[Source records]

--- START ---

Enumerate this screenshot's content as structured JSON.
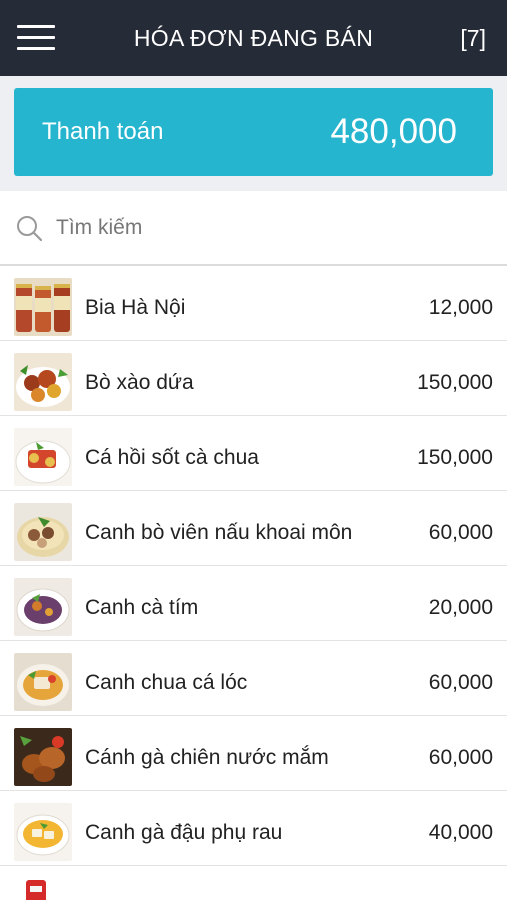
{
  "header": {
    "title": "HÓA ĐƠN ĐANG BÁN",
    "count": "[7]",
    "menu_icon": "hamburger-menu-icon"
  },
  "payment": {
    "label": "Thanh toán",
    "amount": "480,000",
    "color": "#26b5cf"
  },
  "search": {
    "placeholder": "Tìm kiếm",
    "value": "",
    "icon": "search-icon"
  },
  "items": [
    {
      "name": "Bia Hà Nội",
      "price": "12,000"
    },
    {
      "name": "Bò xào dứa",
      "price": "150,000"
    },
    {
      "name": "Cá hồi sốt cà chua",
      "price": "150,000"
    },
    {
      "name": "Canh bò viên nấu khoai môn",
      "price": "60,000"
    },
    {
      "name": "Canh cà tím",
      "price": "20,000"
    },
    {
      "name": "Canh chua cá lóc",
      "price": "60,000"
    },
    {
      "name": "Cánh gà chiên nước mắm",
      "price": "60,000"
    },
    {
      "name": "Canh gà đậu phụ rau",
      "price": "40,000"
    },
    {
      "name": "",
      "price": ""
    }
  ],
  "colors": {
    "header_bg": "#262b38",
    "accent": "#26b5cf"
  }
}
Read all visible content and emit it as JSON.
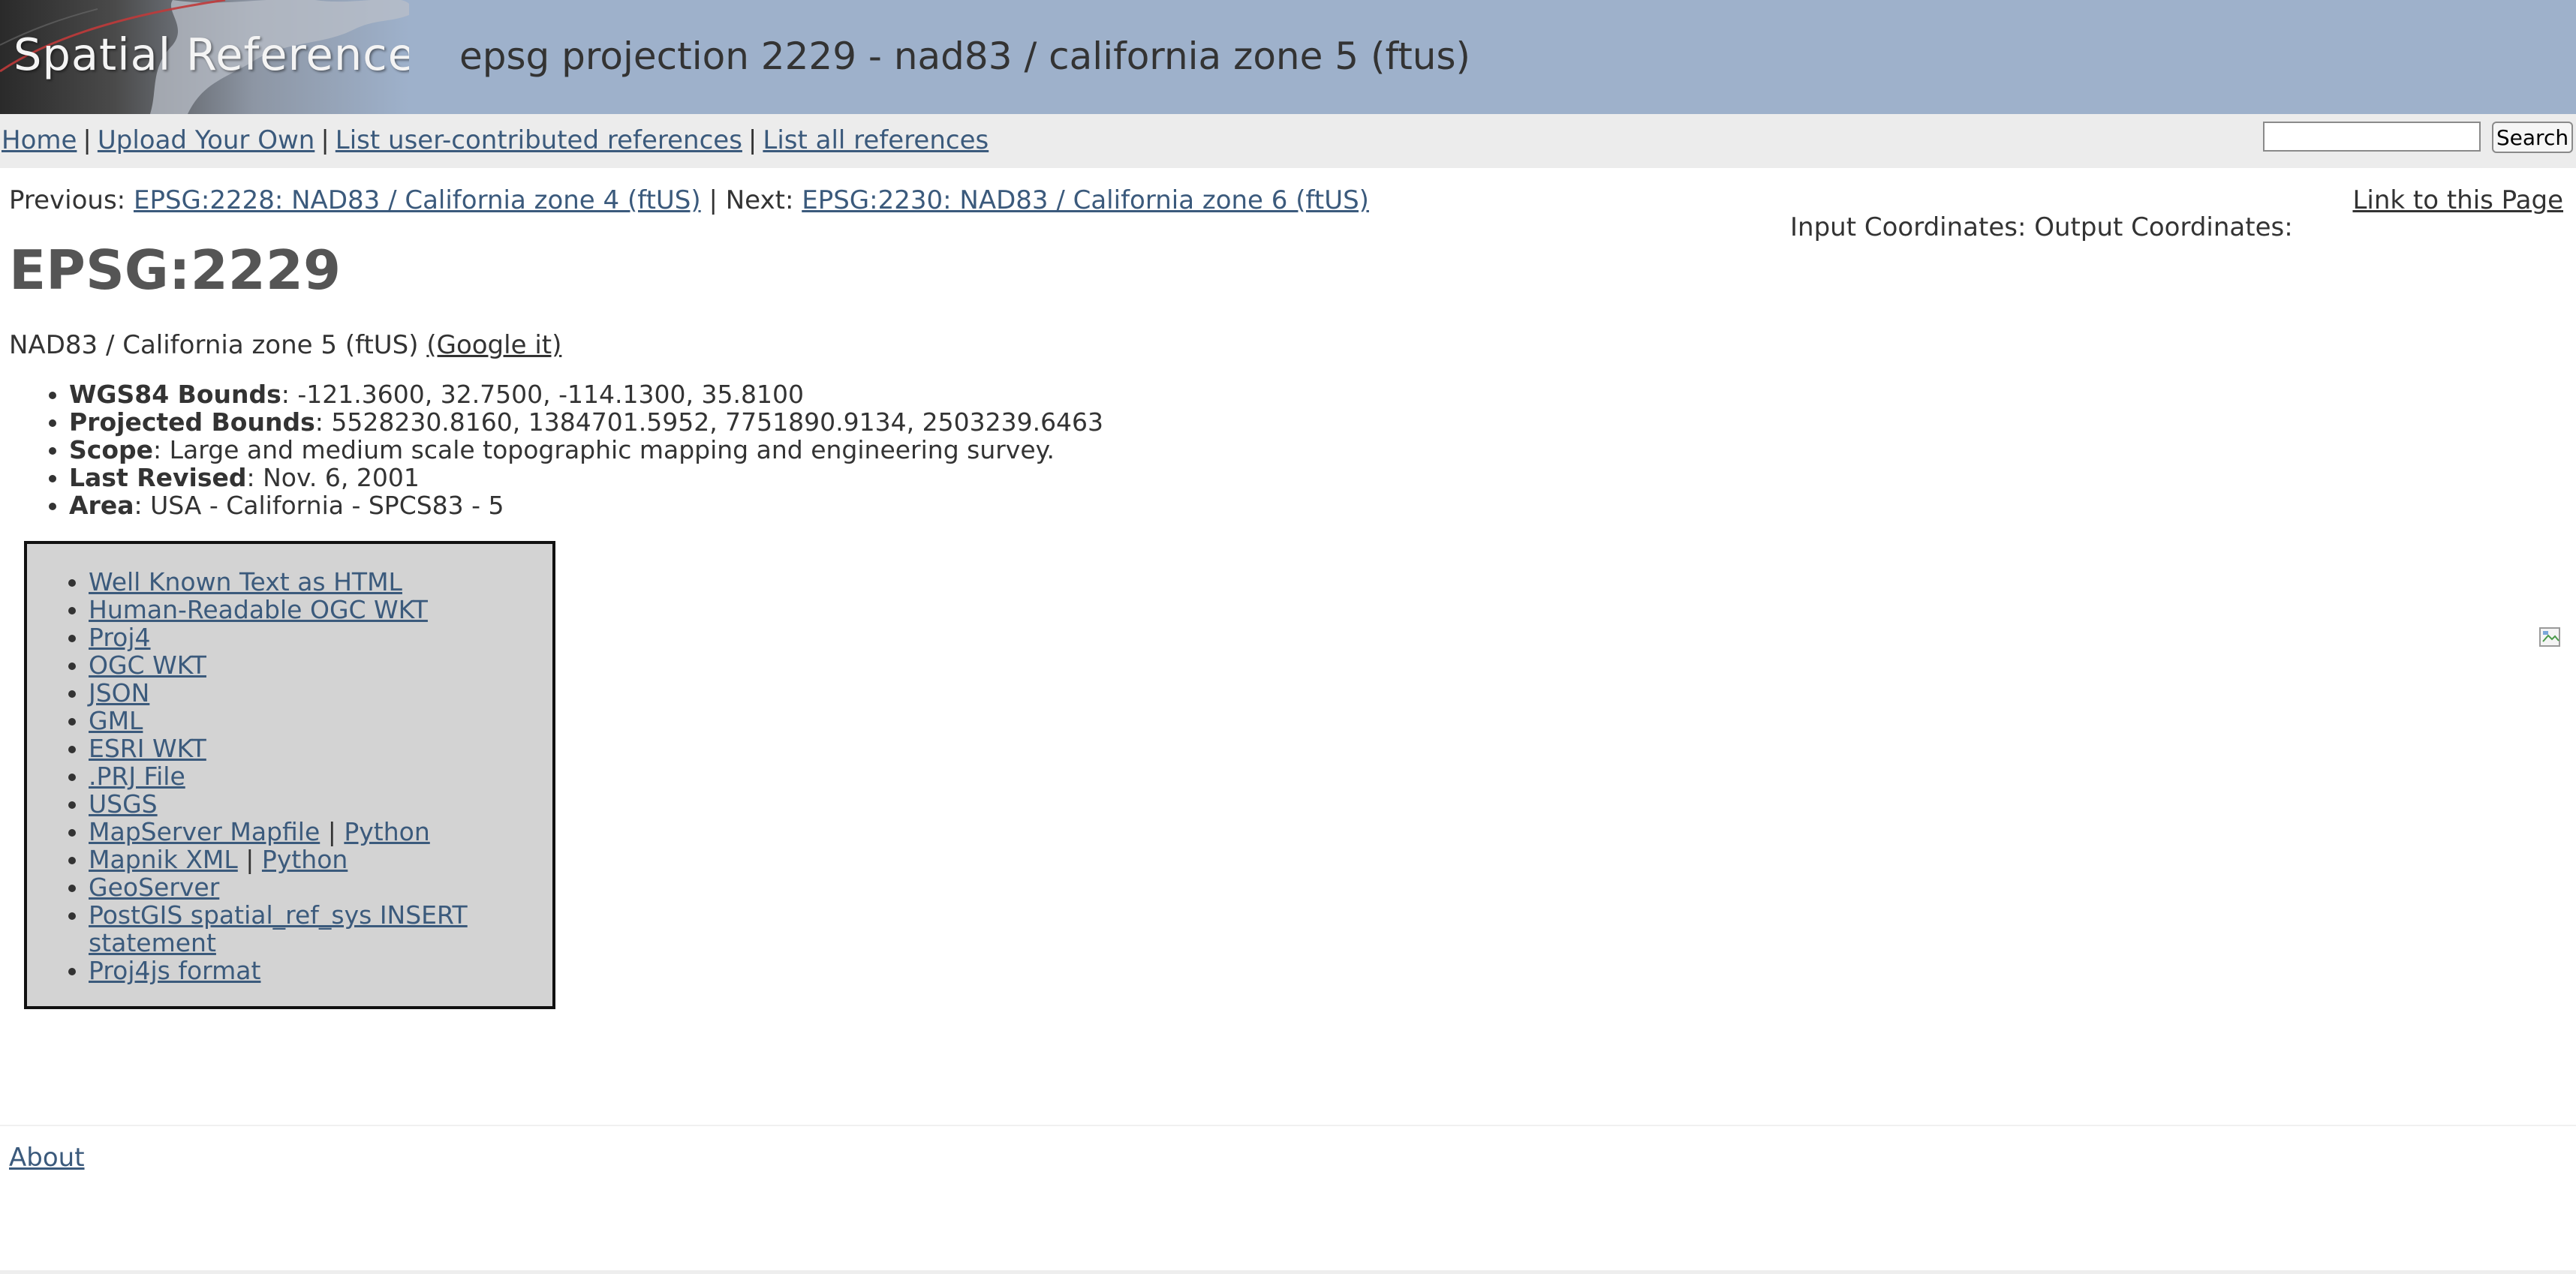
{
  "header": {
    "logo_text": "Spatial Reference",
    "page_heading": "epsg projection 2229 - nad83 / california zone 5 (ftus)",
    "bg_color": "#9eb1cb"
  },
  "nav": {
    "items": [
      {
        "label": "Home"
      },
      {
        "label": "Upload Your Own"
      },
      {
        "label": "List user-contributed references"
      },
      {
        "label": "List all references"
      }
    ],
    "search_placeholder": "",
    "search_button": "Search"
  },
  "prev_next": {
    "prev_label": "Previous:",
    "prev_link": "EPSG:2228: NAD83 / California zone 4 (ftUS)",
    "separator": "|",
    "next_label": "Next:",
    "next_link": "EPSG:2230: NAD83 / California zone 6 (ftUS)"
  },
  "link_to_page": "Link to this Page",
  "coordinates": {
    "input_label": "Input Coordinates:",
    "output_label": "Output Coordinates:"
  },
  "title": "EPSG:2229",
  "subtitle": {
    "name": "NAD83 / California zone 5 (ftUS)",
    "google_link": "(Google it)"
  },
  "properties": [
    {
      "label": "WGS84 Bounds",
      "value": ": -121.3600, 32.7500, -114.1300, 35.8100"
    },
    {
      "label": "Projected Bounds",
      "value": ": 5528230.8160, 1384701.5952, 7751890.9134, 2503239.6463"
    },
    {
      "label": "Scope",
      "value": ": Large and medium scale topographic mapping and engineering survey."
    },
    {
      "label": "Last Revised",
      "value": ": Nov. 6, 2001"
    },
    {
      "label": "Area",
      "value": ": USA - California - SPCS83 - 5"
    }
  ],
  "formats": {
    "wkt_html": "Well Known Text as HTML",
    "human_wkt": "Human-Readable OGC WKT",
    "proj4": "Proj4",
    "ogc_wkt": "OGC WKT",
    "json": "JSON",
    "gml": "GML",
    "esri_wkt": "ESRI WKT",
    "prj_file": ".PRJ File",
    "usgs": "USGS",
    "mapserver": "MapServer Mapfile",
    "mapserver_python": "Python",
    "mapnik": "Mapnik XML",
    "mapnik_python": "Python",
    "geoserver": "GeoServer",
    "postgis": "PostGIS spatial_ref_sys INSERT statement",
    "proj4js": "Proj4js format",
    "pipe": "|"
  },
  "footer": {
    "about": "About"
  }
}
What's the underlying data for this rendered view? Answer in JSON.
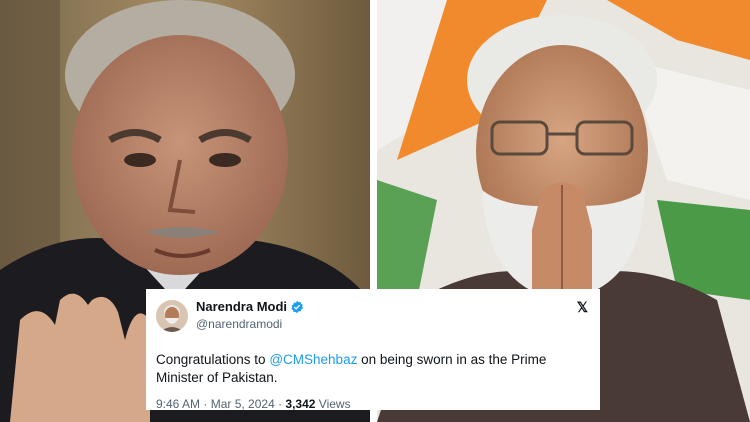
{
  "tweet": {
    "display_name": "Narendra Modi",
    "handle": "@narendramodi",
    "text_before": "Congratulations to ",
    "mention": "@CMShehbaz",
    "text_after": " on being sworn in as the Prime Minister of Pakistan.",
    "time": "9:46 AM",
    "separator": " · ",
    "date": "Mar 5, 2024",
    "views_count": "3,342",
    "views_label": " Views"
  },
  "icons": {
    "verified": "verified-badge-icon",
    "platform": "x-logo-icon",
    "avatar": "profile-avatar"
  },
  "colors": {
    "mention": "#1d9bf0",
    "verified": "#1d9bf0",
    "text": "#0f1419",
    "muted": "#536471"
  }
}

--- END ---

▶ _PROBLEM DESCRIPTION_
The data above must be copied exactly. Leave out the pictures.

▶ _TASK RESPONSE_
Enumerate this screenshot's content as structured JSON.
{
  "header": {
    "title": "HÓA ĐƠN ĐANG BÁN",
    "count": "[7]",
    "menu_icon": "hamburger-menu-icon"
  },
  "payment": {
    "label": "Thanh toán",
    "amount": "480,000",
    "color": "#26b5cf"
  },
  "search": {
    "placeholder": "Tìm kiếm",
    "value": "",
    "icon": "search-icon"
  },
  "items": [
    {
      "name": "Bia Hà Nội",
      "price": "12,000"
    },
    {
      "name": "Bò xào dứa",
      "price": "150,000"
    },
    {
      "name": "Cá hồi sốt cà chua",
      "price": "150,000"
    },
    {
      "name": "Canh bò viên nấu khoai môn",
      "price": "60,000"
    },
    {
      "name": "Canh cà tím",
      "price": "20,000"
    },
    {
      "name": "Canh chua cá lóc",
      "price": "60,000"
    },
    {
      "name": "Cánh gà chiên nước mắm",
      "price": "60,000"
    },
    {
      "name": "Canh gà đậu phụ rau",
      "price": "40,000"
    },
    {
      "name": "",
      "price": ""
    }
  ],
  "colors": {
    "header_bg": "#262b38",
    "accent": "#26b5cf"
  }
}
Read all visible content and emit it as JSON.
{
  "header": {
    "logo_text": "Spatial Reference",
    "page_heading": "epsg projection 2229 - nad83 / california zone 5 (ftus)",
    "bg_color": "#9eb1cb"
  },
  "nav": {
    "items": [
      {
        "label": "Home"
      },
      {
        "label": "Upload Your Own"
      },
      {
        "label": "List user-contributed references"
      },
      {
        "label": "List all references"
      }
    ],
    "search_placeholder": "",
    "search_button": "Search"
  },
  "prev_next": {
    "prev_label": "Previous:",
    "prev_link": "EPSG:2228: NAD83 / California zone 4 (ftUS)",
    "separator": "|",
    "next_label": "Next:",
    "next_link": "EPSG:2230: NAD83 / California zone 6 (ftUS)"
  },
  "link_to_page": "Link to this Page",
  "coordinates": {
    "input_label": "Input Coordinates:",
    "output_label": "Output Coordinates:"
  },
  "title": "EPSG:2229",
  "subtitle": {
    "name": "NAD83 / California zone 5 (ftUS)",
    "google_link": "(Google it)"
  },
  "properties": [
    {
      "label": "WGS84 Bounds",
      "value": ": -121.3600, 32.7500, -114.1300, 35.8100"
    },
    {
      "label": "Projected Bounds",
      "value": ": 5528230.8160, 1384701.5952, 7751890.9134, 2503239.6463"
    },
    {
      "label": "Scope",
      "value": ": Large and medium scale topographic mapping and engineering survey."
    },
    {
      "label": "Last Revised",
      "value": ": Nov. 6, 2001"
    },
    {
      "label": "Area",
      "value": ": USA - California - SPCS83 - 5"
    }
  ],
  "formats": {
    "wkt_html": "Well Known Text as HTML",
    "human_wkt": "Human-Readable OGC WKT",
    "proj4": "Proj4",
    "ogc_wkt": "OGC WKT",
    "json": "JSON",
    "gml": "GML",
    "esri_wkt": "ESRI WKT",
    "prj_file": ".PRJ File",
    "usgs": "USGS",
    "mapserver": "MapServer Mapfile",
    "mapserver_python": "Python",
    "mapnik": "Mapnik XML",
    "mapnik_python": "Python",
    "geoserver": "GeoServer",
    "postgis": "PostGIS spatial_ref_sys INSERT statement",
    "proj4js": "Proj4js format",
    "pipe": "|"
  },
  "footer": {
    "about": "About"
  }
}
What's the underlying data for this rendered view? Answer in JSON.
{
  "tweet": {
    "display_name": "Narendra Modi",
    "handle": "@narendramodi",
    "text_before": "Congratulations to ",
    "mention": "@CMShehbaz",
    "text_after": " on being sworn in as the Prime Minister of Pakistan.",
    "time": "9:46 AM",
    "separator": " · ",
    "date": "Mar 5, 2024",
    "views_count": "3,342",
    "views_label": " Views"
  },
  "icons": {
    "verified": "verified-badge-icon",
    "platform": "x-logo-icon",
    "avatar": "profile-avatar"
  },
  "colors": {
    "mention": "#1d9bf0",
    "verified": "#1d9bf0",
    "text": "#0f1419",
    "muted": "#536471"
  }
}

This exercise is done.